▶ [DIRECTIONS FOR THIS TASK]:
What lines below include the word "desc"? Copy each one.

▶ [INFORMATION PROVIDED]:
******

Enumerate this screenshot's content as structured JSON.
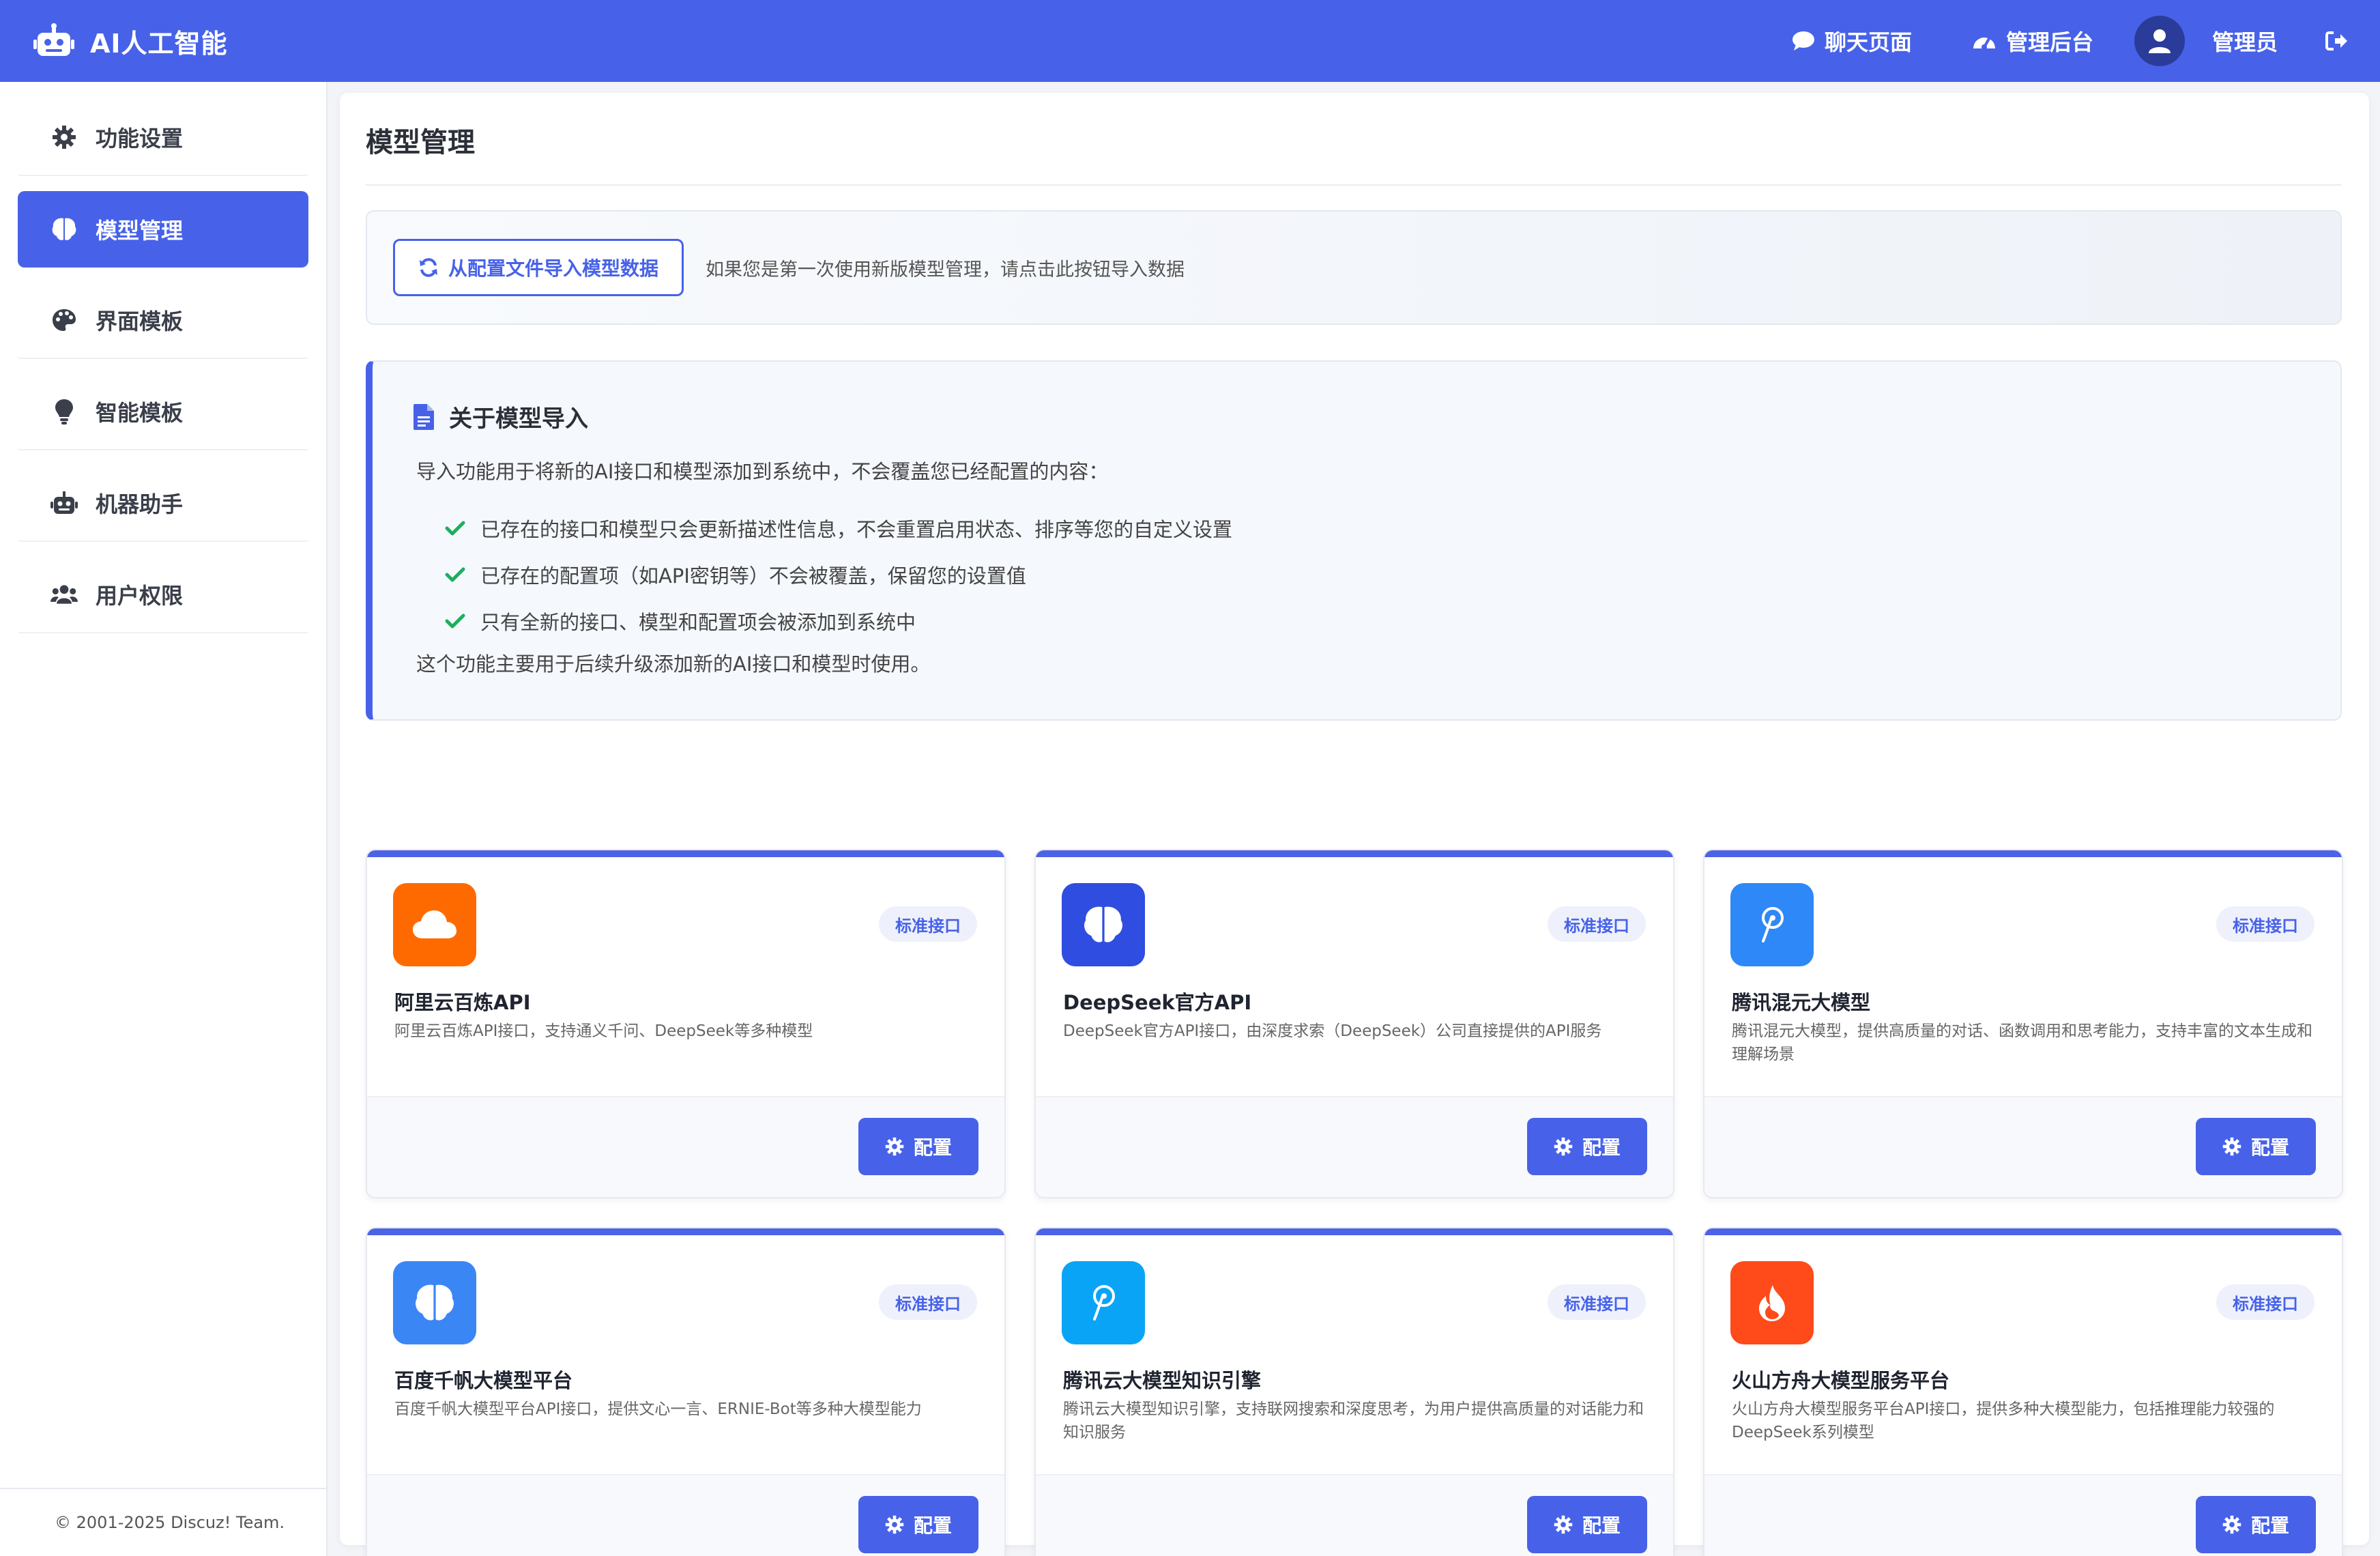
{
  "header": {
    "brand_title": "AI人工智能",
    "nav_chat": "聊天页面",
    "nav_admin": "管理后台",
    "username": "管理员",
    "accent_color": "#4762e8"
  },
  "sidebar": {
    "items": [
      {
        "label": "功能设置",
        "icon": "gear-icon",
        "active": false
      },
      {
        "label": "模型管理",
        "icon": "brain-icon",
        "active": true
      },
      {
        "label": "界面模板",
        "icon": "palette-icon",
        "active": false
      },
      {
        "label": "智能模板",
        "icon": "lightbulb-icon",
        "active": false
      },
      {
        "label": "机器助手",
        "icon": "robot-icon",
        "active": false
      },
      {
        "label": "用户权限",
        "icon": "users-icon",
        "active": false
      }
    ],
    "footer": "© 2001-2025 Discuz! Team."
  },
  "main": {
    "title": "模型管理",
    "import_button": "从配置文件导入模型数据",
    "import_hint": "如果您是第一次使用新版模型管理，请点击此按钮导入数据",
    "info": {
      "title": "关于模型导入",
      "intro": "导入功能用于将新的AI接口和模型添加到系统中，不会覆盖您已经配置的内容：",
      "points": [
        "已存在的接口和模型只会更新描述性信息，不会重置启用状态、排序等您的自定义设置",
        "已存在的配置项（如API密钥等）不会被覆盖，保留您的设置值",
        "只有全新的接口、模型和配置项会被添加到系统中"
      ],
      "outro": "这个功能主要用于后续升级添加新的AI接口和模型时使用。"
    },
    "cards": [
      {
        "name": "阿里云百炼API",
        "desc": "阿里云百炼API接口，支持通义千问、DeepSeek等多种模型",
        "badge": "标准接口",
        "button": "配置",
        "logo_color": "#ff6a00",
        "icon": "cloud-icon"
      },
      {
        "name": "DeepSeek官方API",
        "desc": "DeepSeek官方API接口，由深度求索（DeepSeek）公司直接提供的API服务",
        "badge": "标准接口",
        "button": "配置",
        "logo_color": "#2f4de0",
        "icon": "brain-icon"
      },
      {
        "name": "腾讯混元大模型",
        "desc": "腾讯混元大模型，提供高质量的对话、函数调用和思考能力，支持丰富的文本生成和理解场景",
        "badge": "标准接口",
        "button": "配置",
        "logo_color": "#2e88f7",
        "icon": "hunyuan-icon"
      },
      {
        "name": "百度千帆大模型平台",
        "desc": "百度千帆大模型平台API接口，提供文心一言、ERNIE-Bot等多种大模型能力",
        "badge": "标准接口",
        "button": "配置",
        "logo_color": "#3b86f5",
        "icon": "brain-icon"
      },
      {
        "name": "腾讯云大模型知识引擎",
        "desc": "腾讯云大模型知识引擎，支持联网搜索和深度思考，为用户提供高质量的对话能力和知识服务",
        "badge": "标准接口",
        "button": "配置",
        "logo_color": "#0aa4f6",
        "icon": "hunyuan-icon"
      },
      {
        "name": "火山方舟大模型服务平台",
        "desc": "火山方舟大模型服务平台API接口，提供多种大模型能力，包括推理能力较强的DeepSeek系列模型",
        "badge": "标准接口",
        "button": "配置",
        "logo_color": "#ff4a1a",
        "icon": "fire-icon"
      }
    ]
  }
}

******

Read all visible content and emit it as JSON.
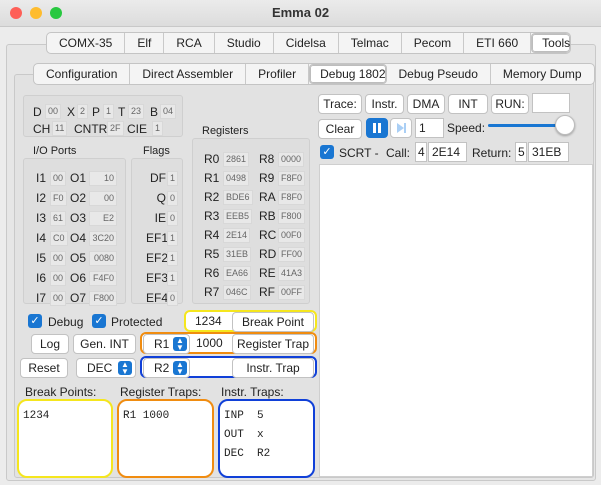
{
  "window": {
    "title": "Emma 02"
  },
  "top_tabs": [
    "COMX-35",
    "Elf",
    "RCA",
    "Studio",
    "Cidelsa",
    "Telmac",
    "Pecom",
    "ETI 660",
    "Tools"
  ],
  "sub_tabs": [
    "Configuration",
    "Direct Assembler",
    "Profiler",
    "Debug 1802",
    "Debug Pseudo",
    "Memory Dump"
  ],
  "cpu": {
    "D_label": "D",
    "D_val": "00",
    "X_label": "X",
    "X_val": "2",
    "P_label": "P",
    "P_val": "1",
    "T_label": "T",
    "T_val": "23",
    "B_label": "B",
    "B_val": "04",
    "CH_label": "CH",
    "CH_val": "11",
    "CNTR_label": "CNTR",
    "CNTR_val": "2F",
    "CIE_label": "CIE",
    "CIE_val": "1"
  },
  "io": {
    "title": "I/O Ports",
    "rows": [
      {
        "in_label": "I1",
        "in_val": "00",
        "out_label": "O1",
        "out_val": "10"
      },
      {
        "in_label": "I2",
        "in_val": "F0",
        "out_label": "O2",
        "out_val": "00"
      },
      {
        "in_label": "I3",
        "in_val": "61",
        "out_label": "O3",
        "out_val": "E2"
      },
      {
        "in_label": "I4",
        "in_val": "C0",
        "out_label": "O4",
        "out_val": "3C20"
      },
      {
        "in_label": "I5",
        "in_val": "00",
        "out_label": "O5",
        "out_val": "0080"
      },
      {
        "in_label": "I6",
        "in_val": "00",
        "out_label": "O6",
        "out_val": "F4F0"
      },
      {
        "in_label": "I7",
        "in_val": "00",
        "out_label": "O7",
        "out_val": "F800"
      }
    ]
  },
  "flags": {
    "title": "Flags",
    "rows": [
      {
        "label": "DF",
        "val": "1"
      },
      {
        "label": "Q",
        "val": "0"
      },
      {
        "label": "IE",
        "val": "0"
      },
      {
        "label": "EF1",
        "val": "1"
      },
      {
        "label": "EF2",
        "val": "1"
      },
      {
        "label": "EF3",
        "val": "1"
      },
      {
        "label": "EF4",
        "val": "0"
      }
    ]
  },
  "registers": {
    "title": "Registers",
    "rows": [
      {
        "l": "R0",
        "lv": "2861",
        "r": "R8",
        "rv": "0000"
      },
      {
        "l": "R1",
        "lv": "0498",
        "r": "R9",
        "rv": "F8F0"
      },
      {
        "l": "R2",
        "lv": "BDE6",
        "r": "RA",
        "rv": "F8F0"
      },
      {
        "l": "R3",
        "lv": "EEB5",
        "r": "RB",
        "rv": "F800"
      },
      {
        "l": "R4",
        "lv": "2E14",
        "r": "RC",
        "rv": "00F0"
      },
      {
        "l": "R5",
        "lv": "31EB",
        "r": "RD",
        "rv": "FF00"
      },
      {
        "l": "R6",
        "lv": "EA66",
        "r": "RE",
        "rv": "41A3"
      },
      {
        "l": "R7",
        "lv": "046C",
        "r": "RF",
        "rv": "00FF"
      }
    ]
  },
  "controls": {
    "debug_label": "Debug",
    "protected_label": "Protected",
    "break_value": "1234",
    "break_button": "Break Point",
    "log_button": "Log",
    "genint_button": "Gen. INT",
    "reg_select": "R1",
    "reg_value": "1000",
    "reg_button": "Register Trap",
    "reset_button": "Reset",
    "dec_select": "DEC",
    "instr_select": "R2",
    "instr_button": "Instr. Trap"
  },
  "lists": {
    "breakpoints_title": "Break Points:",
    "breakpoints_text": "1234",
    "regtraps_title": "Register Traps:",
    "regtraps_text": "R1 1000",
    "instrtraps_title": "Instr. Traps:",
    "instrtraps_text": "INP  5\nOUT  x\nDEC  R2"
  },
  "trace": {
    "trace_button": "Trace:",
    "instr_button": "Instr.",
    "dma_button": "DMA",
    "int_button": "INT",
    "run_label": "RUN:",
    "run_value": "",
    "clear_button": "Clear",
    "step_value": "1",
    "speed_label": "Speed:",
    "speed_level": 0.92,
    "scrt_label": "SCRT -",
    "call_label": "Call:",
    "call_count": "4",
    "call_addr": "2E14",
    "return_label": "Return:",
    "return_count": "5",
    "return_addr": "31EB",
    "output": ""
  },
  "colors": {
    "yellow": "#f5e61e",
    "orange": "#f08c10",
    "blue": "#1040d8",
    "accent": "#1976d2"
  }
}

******

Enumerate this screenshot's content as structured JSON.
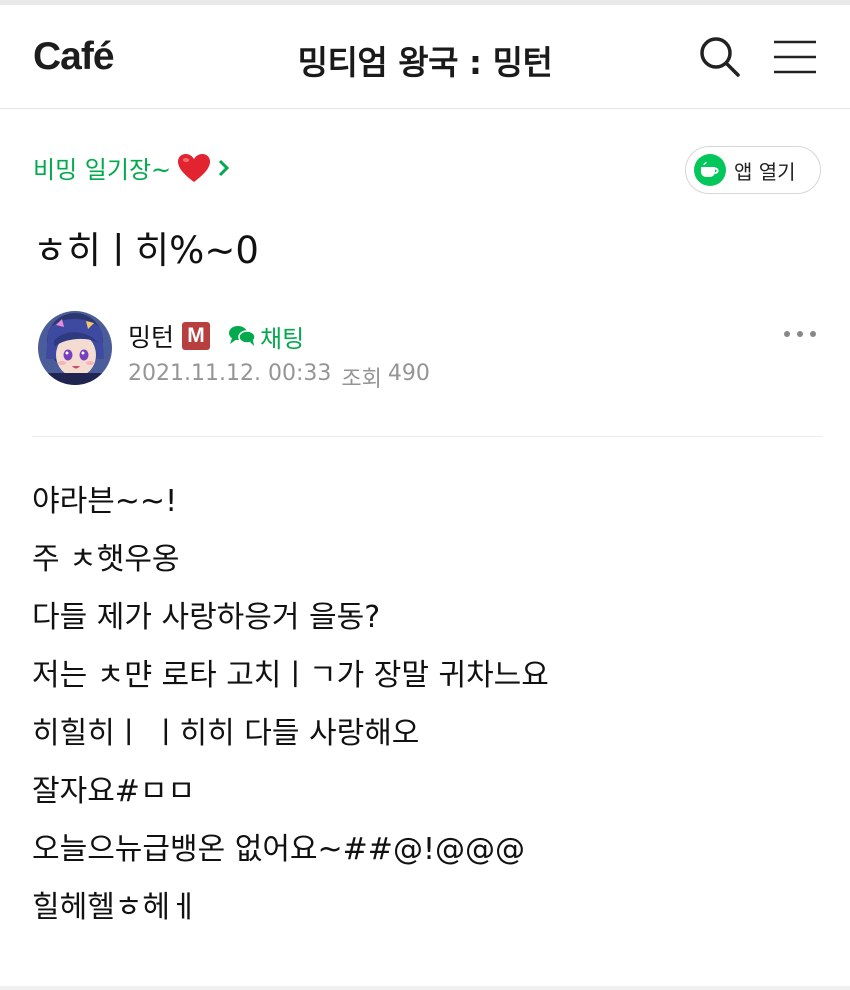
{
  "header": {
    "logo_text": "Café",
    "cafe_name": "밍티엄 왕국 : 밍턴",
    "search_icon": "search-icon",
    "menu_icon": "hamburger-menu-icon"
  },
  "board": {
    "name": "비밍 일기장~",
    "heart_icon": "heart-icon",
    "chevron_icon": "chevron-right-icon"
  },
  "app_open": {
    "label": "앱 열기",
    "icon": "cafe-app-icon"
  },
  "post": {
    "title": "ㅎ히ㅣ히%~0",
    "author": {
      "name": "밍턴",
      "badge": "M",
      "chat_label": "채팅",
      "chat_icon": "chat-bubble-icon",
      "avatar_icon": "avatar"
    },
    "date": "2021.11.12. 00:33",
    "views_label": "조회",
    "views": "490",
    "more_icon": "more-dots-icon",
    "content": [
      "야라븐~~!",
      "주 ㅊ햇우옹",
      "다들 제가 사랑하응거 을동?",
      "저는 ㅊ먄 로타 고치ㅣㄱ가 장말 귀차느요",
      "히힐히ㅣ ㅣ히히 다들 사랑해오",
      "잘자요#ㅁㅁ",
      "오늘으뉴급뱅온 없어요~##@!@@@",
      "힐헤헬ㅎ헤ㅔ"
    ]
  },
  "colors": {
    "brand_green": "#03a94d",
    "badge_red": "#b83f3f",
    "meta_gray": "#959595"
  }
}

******

▶ [EXPECTED ANSWER]:
        "desc": "阿里云百炼API接口，支持通义千问、DeepSeek等多种模型",
        "desc": "DeepSeek官方API接口，由深度求索（DeepSeek）公司直接提供的API服务",
        "desc": "腾讯混元大模型，提供高质量的对话、函数调用和思考能力，支持丰富的文本生成和理解场景",
        "desc": "百度千帆大模型平台API接口，提供文心一言、ERNIE-Bot等多种大模型能力",
        "desc": "腾讯云大模型知识引擎，支持联网搜索和深度思考，为用户提供高质量的对话能力和知识服务",
        "desc": "火山方舟大模型服务平台API接口，提供多种大模型能力，包括推理能力较强的DeepSeek系列模型",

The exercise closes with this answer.